The fringe is further ornamented by large knotted tassels, introduced between the scallops, for which, a large knotted berry, fig. 590, over 21 cords, has first to be made.

Collect the 21 threads all together, to begin with; then make: 2 rows of knots over 12 threads, 1 over 15, 3 over 21, 1 over 15 and 2 over 12; then cut the ends of the 21 threads to the same length, and turn them inwards, to fill up the hollow space inside the berry, stuffing it besides, if necessary, with wadding to make it perfectly firm and hard and sewing it together at the ends.

To this you attach 5 large and 6 small pendants; the smaller ones are begun with a Chinese knot, figs. 607 and 609, which terminates in a double chain, formed into a ring knot.

FIG. 607. CHINESE KNOT AND DOUBLE CHAIN FOR A RING KNOT. Fig. 607. Chinese knot and double chain for a ring knot.FIG. 608. RING KNOT FORMED OF A SINGLE CHAIN. Fig. 608. Ring knot formed of a single chain.
These ring knots take the place, in macramé, of bead drops, in gimp trimmings; when they are made of a double chain, you cut away 3 threads, when of a single, 1 thread, conceal the ends carefully inside the knot, make a loop with the 4th or 2nd thread, fig. 608, and lastly, fasten off all the ends with two or three invisible stitches.

Into the loop formed by the 4th thread, you hang 3 small ring knots, made of a single chain, with a loop, top and bottom, formed of the ends of the thread.

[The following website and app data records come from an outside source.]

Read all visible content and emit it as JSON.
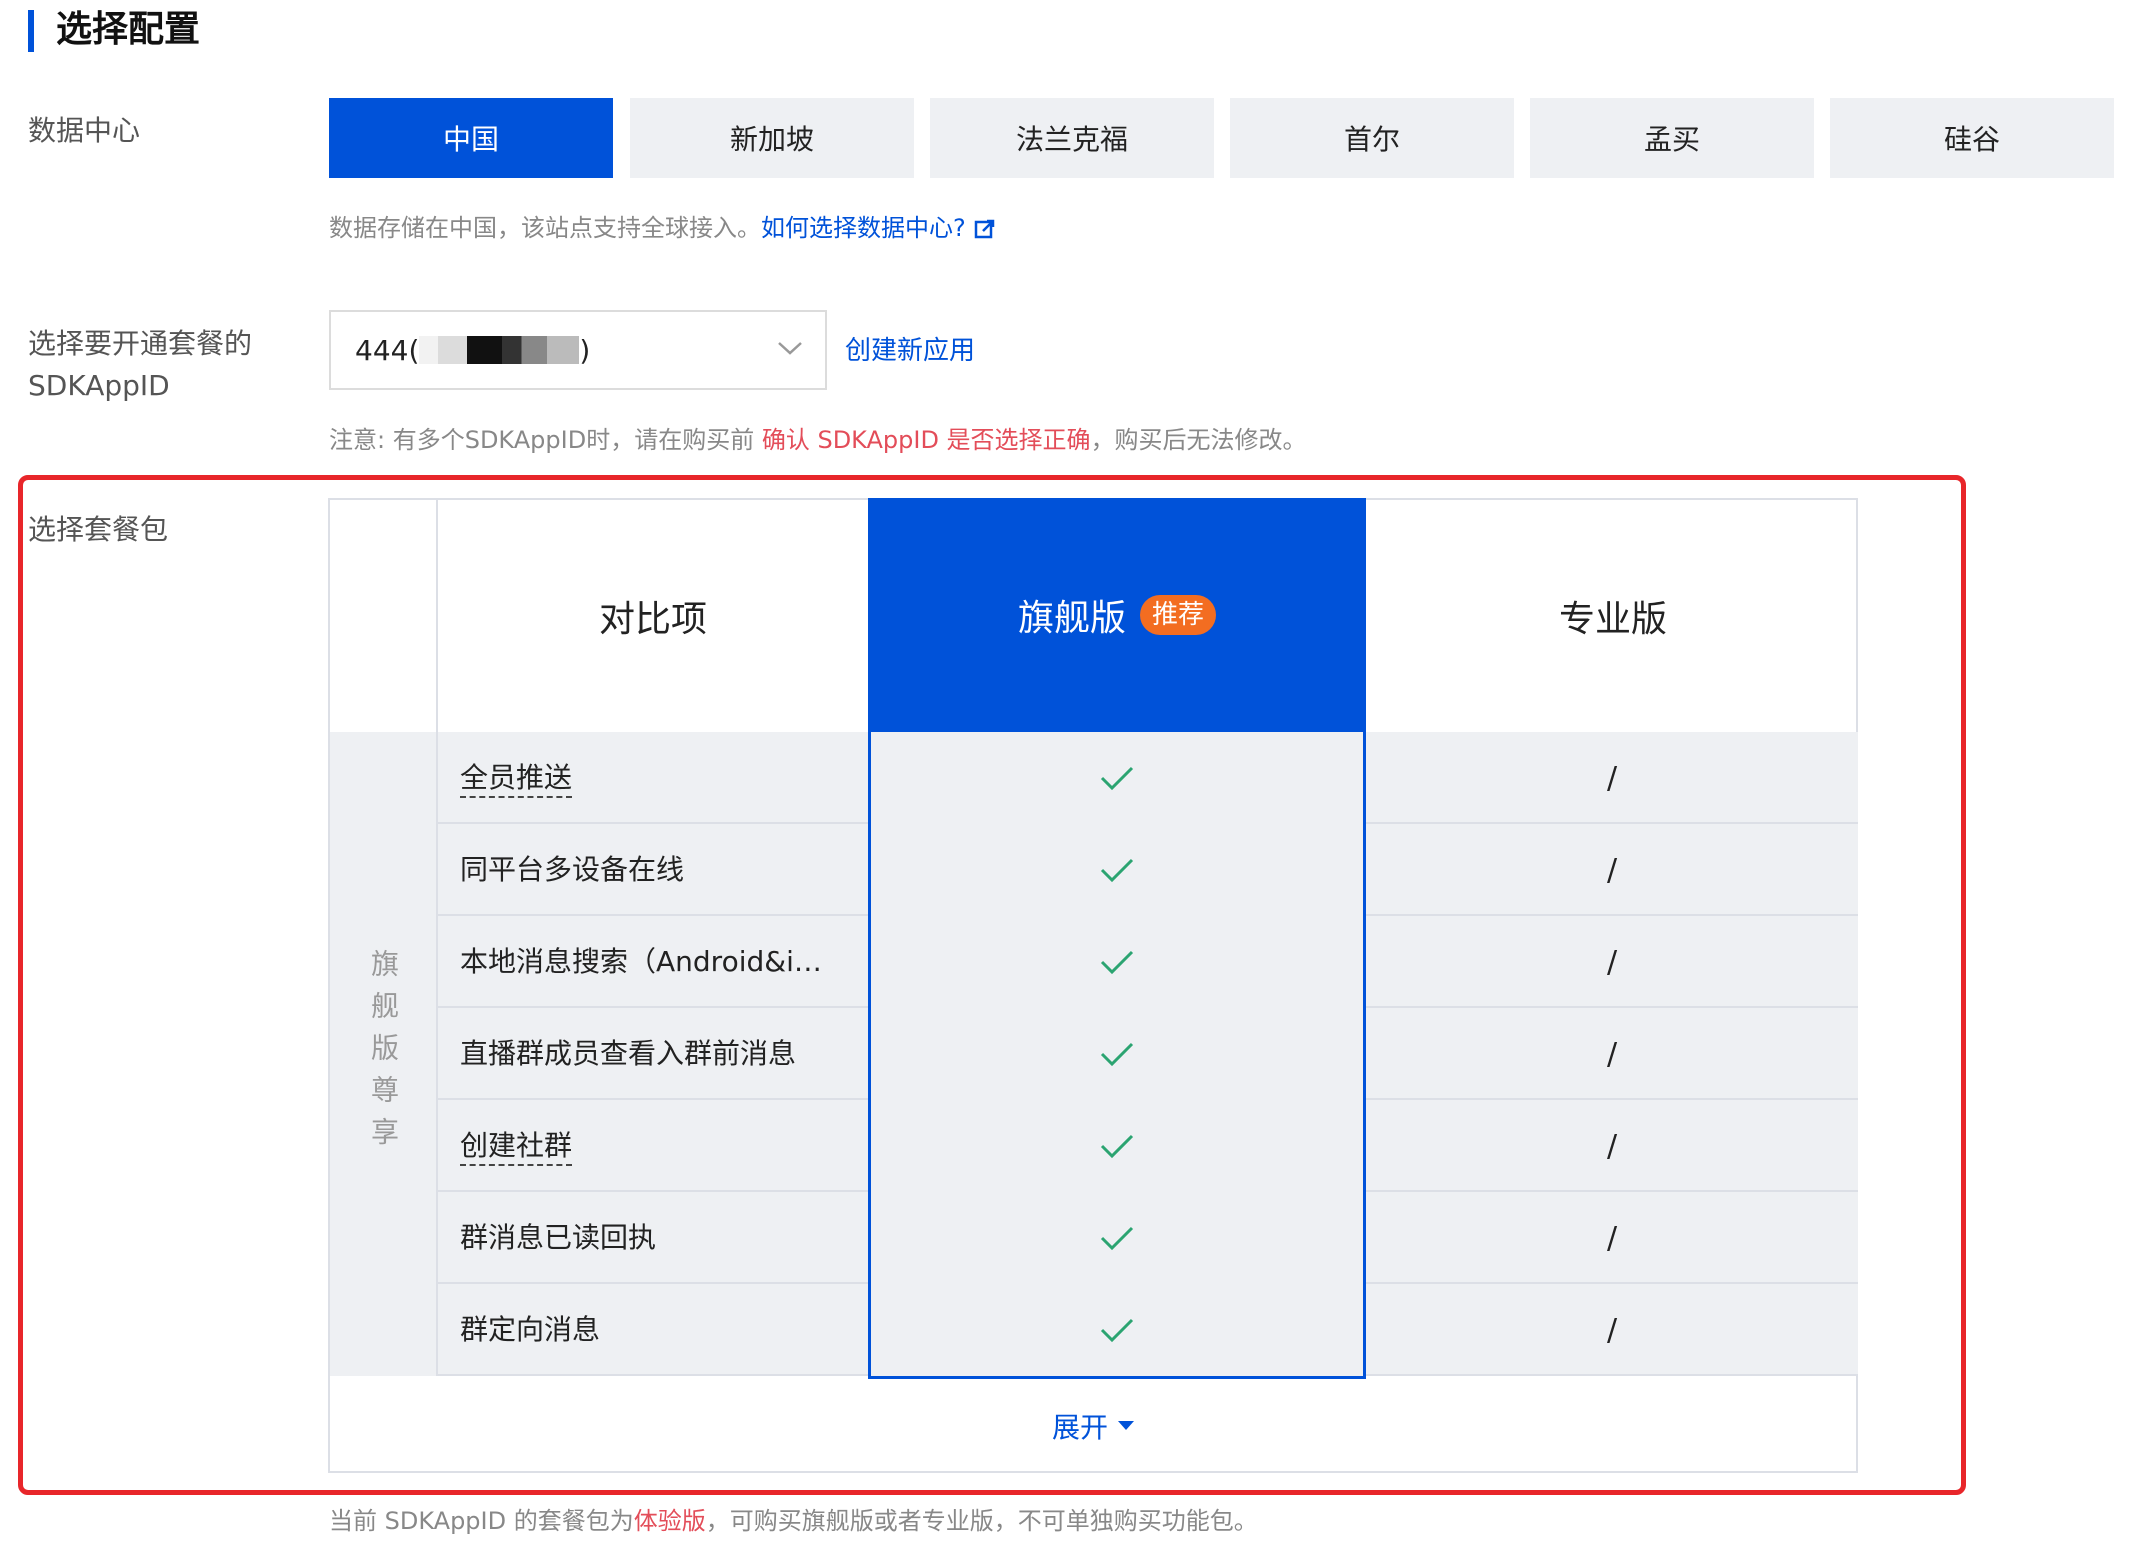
{
  "section": {
    "title": "选择配置"
  },
  "data_center": {
    "label": "数据中心",
    "options": [
      "中国",
      "新加坡",
      "法兰克福",
      "首尔",
      "孟买",
      "硅谷"
    ],
    "selected": "中国",
    "hint_text": "数据存储在中国，该站点支持全球接入。",
    "hint_link": "如何选择数据中心?"
  },
  "sdkappid": {
    "label_line1": "选择要开通套餐的",
    "label_line2": "SDKAppID",
    "value_prefix": "444(",
    "value_suffix": ")",
    "create_link": "创建新应用",
    "note_prefix": "注意: 有多个SDKAppID时，请在购买前 ",
    "note_emphasis": "确认 SDKAppID 是否选择正确",
    "note_suffix": "，购买后无法修改。"
  },
  "package": {
    "label": "选择套餐包",
    "compare_header": "对比项",
    "flagship_header": "旗舰版",
    "recommend_badge": "推荐",
    "pro_header": "专业版",
    "group_label": "旗舰版尊享",
    "rows": [
      {
        "name": "全员推送",
        "flagship": "check",
        "pro": "/",
        "dashed": true
      },
      {
        "name": "同平台多设备在线",
        "flagship": "check",
        "pro": "/",
        "dashed": false
      },
      {
        "name": "本地消息搜索（Android&i…",
        "flagship": "check",
        "pro": "/",
        "dashed": false
      },
      {
        "name": "直播群成员查看入群前消息",
        "flagship": "check",
        "pro": "/",
        "dashed": false
      },
      {
        "name": "创建社群",
        "flagship": "check",
        "pro": "/",
        "dashed": true
      },
      {
        "name": "群消息已读回执",
        "flagship": "check",
        "pro": "/",
        "dashed": false
      },
      {
        "name": "群定向消息",
        "flagship": "check",
        "pro": "/",
        "dashed": false
      }
    ],
    "expand_label": "展开",
    "footer_prefix": "当前 SDKAppID 的套餐包为",
    "footer_emphasis": "体验版",
    "footer_suffix": "，可购买旗舰版或者专业版，不可单独购买功能包。"
  },
  "colors": {
    "primary": "#0052d9",
    "danger": "#e34d59",
    "badge": "#f36d21",
    "check": "#2ba471",
    "frame": "#e8262a"
  }
}
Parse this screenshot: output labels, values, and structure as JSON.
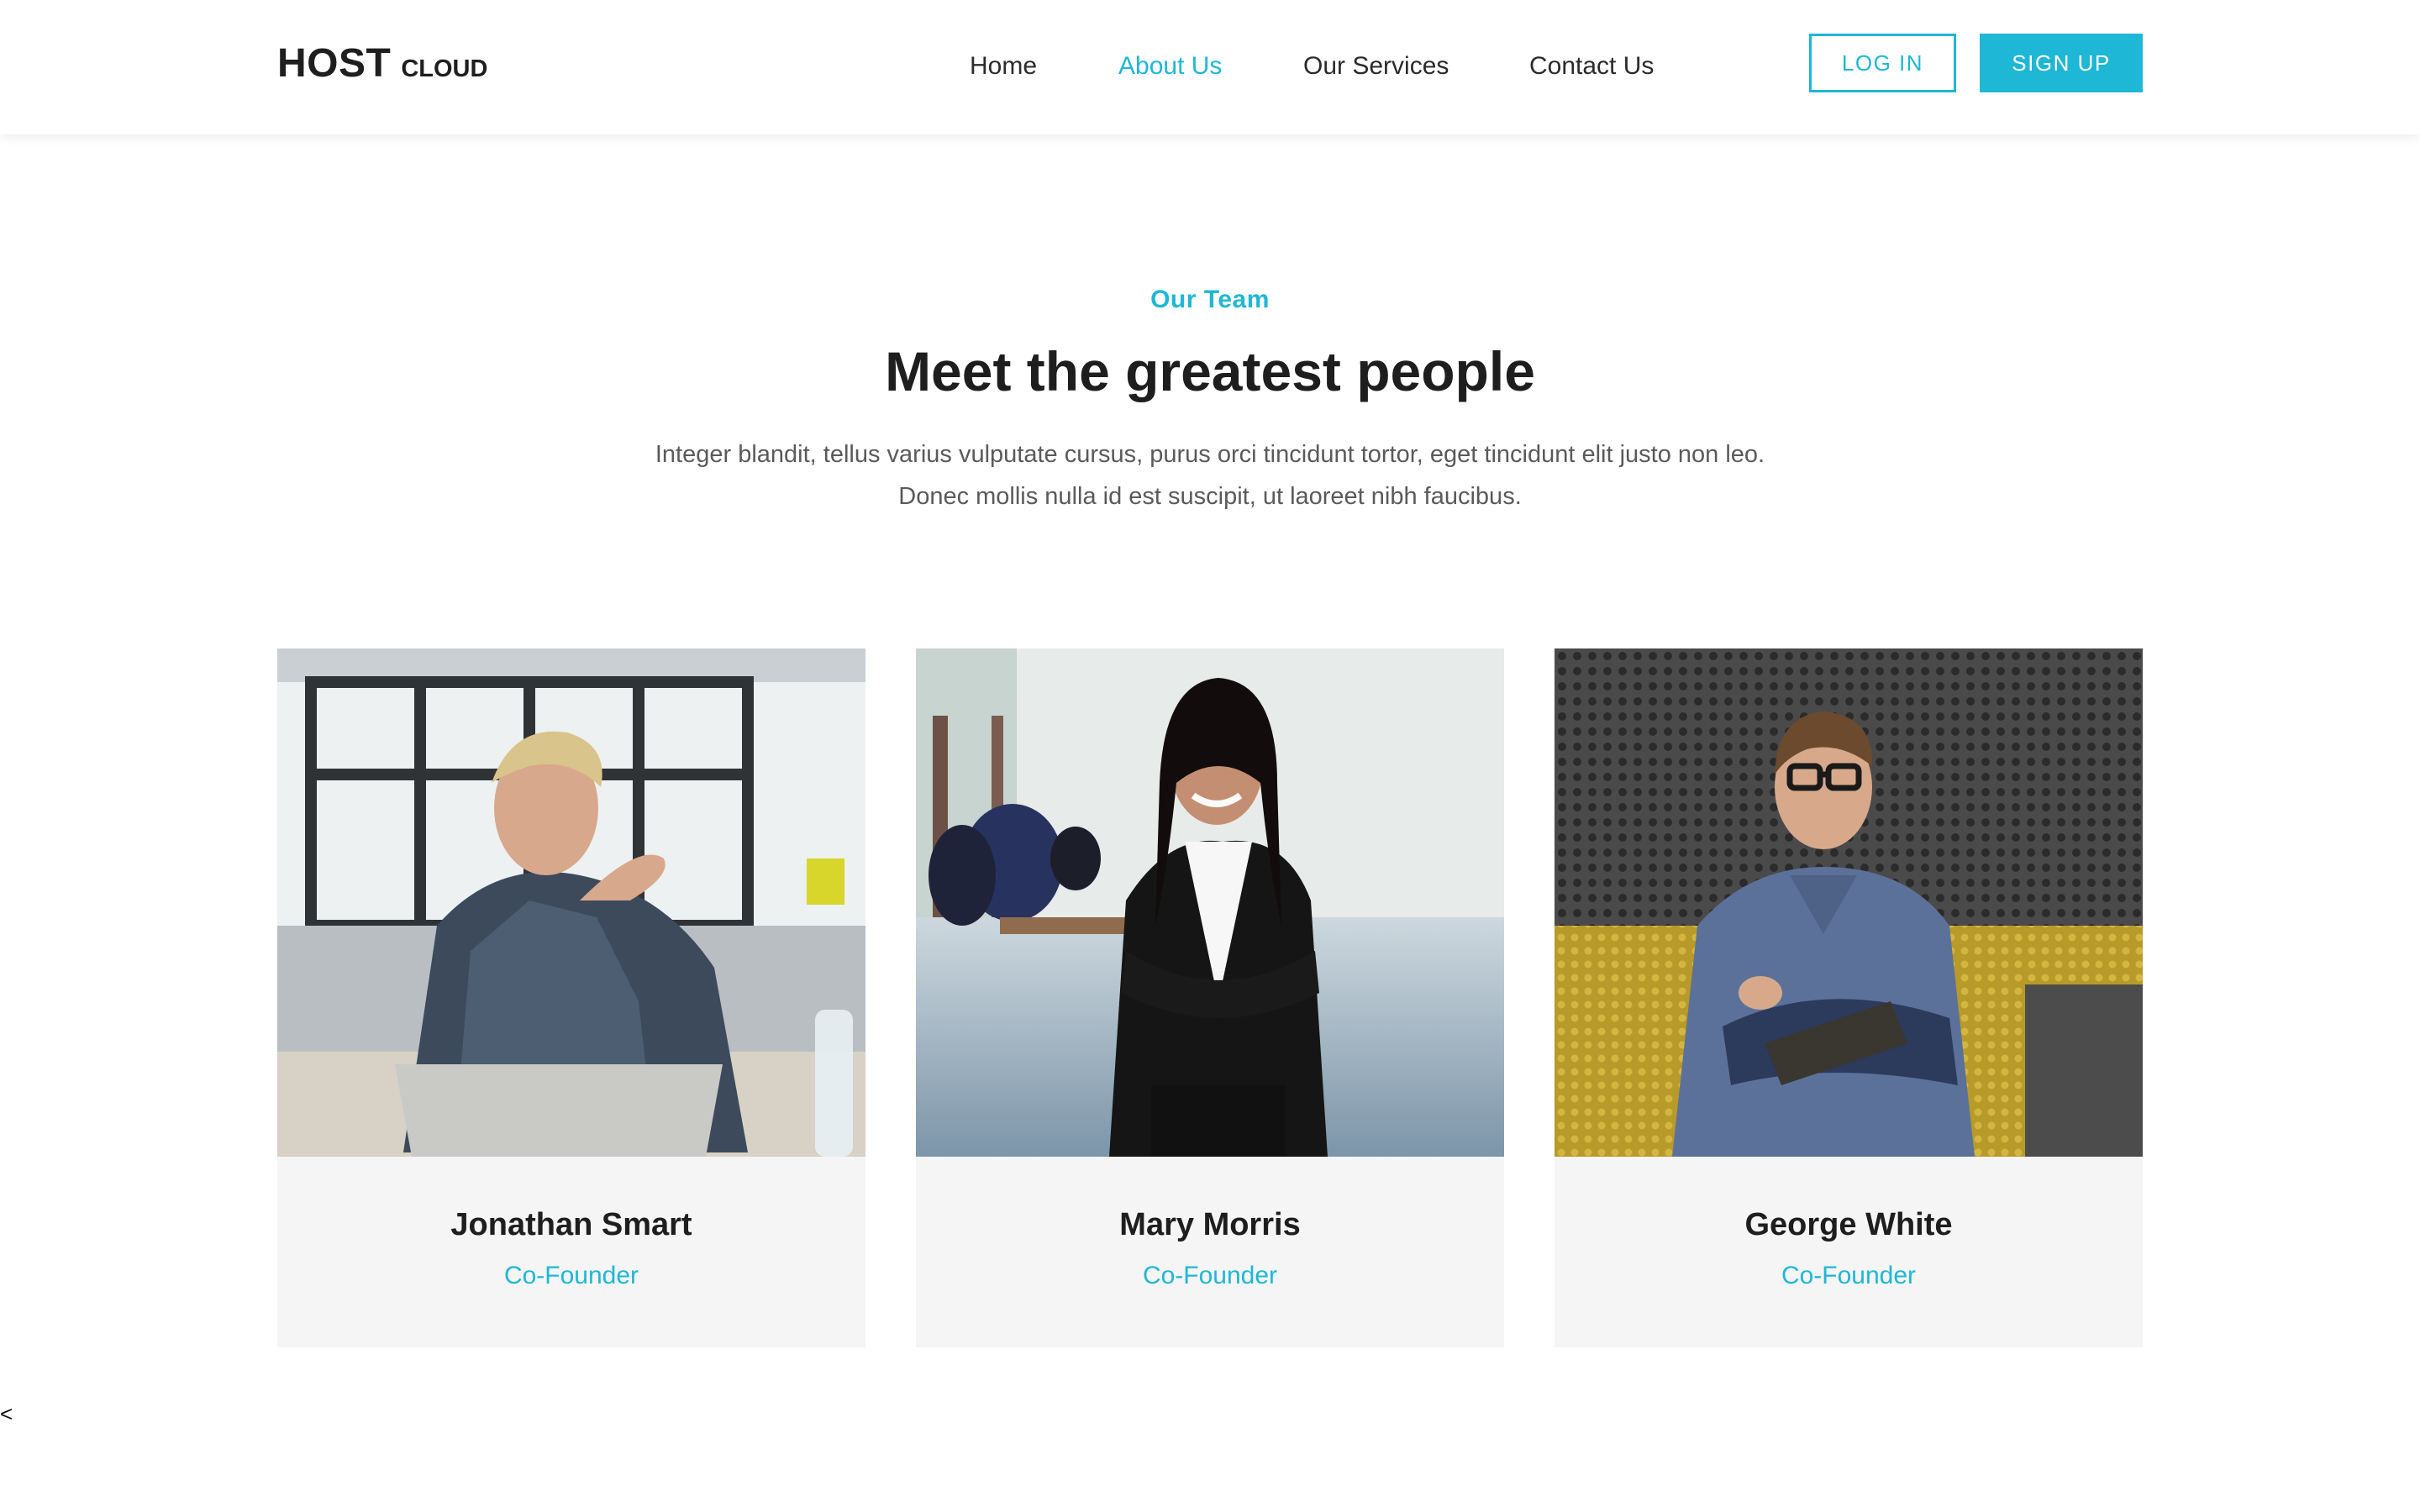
{
  "brand": {
    "name": "HOST",
    "suffix": "CLOUD"
  },
  "nav": {
    "items": [
      {
        "label": "Home",
        "active": false
      },
      {
        "label": "About Us",
        "active": true
      },
      {
        "label": "Our Services",
        "active": false
      },
      {
        "label": "Contact Us",
        "active": false
      }
    ],
    "login_label": "LOG IN",
    "signup_label": "SIGN UP"
  },
  "intro": {
    "eyebrow": "Our Team",
    "title": "Meet the greatest people",
    "description_line1": "Integer blandit, tellus varius vulputate cursus, purus orci tincidunt tortor, eget tincidunt elit justo non leo.",
    "description_line2": "Donec mollis nulla id est suscipit, ut laoreet nibh faucibus."
  },
  "team": [
    {
      "name": "Jonathan Smart",
      "role": "Co-Founder"
    },
    {
      "name": "Mary Morris",
      "role": "Co-Founder"
    },
    {
      "name": "George White",
      "role": "Co-Founder"
    }
  ],
  "footer": {
    "stray_text": "<"
  },
  "colors": {
    "accent": "#1fb7d6",
    "heading": "#1e1e1e",
    "body_text": "#5a5a5a",
    "card_background": "#f5f5f5"
  }
}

Fig. 609 represents the small pendant, of which six are required for a tassel; fig. 610, the large one, of which there should be five. The berry, or head of the tassel, is attached to a crochet, or knotted cord, of which a description will be found in the last chapter but one of this work.